[Web page and app entries]
▼

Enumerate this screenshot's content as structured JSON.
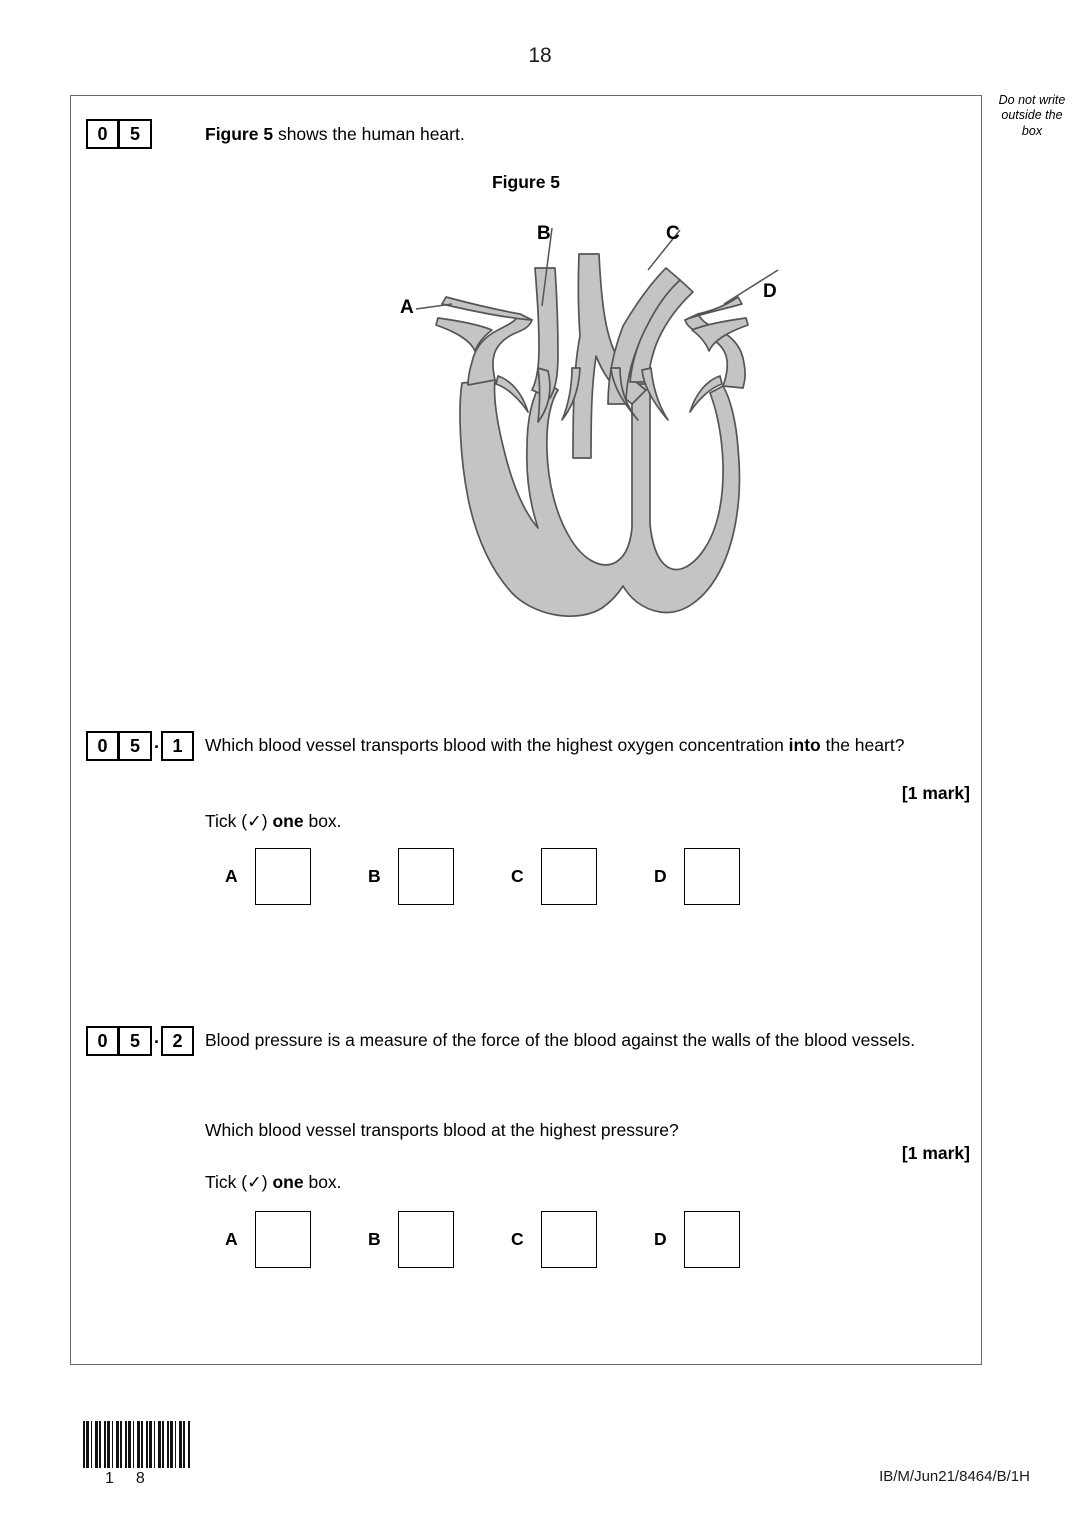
{
  "page": {
    "number": "18",
    "margin_note": "Do not write\noutside the\nbox",
    "margin_note_line1": "Do not write",
    "margin_note_line2": "outside the",
    "margin_note_line3": "box",
    "footer_code": "IB/M/Jun21/8464/B/1H",
    "barcode_digit_1": "1",
    "barcode_digit_2": "8"
  },
  "question_05": {
    "number_digits": [
      "0",
      "5"
    ],
    "stem_bold": "Figure 5",
    "stem_rest": " shows the human heart.",
    "figure_caption": "Figure 5",
    "figure": {
      "type": "labelled-diagram",
      "subject": "human heart cross-section",
      "labels": [
        "A",
        "B",
        "C",
        "D"
      ],
      "fill_color": "#c4c4c4",
      "stroke_color": "#555555"
    }
  },
  "question_05_1": {
    "number_digits": [
      "0",
      "5"
    ],
    "sub_digit": "1",
    "dot": ".",
    "text_part1": "Which blood vessel transports blood with the highest oxygen concentration ",
    "text_bold": "into",
    "text_part2": " the heart?",
    "marks": "[1 mark]",
    "tick_instruction_part1": "Tick (✓) ",
    "tick_instruction_bold": "one",
    "tick_instruction_part2": " box.",
    "options": [
      "A",
      "B",
      "C",
      "D"
    ]
  },
  "question_05_2": {
    "number_digits": [
      "0",
      "5"
    ],
    "sub_digit": "2",
    "dot": ".",
    "text1": "Blood pressure is a measure of the force of the blood against the walls of the blood vessels.",
    "text2": "Which blood vessel transports blood at the highest pressure?",
    "marks": "[1 mark]",
    "tick_instruction_part1": "Tick (✓) ",
    "tick_instruction_bold": "one",
    "tick_instruction_part2": " box.",
    "options": [
      "A",
      "B",
      "C",
      "D"
    ]
  }
}
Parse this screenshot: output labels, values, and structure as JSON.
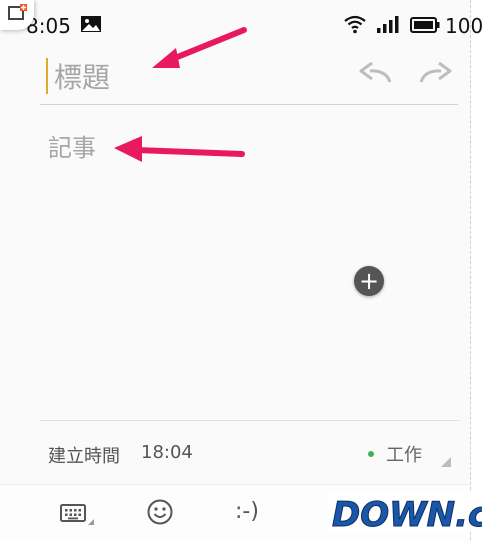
{
  "status_bar": {
    "time": "8:05",
    "battery": "100"
  },
  "editor": {
    "title_placeholder": "標題",
    "body_placeholder": "記事"
  },
  "footer": {
    "created_label": "建立時間",
    "created_time": "18:04",
    "category": "工作",
    "category_color": "#3fae5b"
  },
  "toolbar": {
    "emoticon": ":-)"
  },
  "watermark": {
    "text": "DOWN.cc"
  },
  "annotations": {
    "arrow_color": "#e8195f"
  },
  "accent_color": "#e2a92b"
}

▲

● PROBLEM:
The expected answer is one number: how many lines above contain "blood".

● TASK RESULT:
3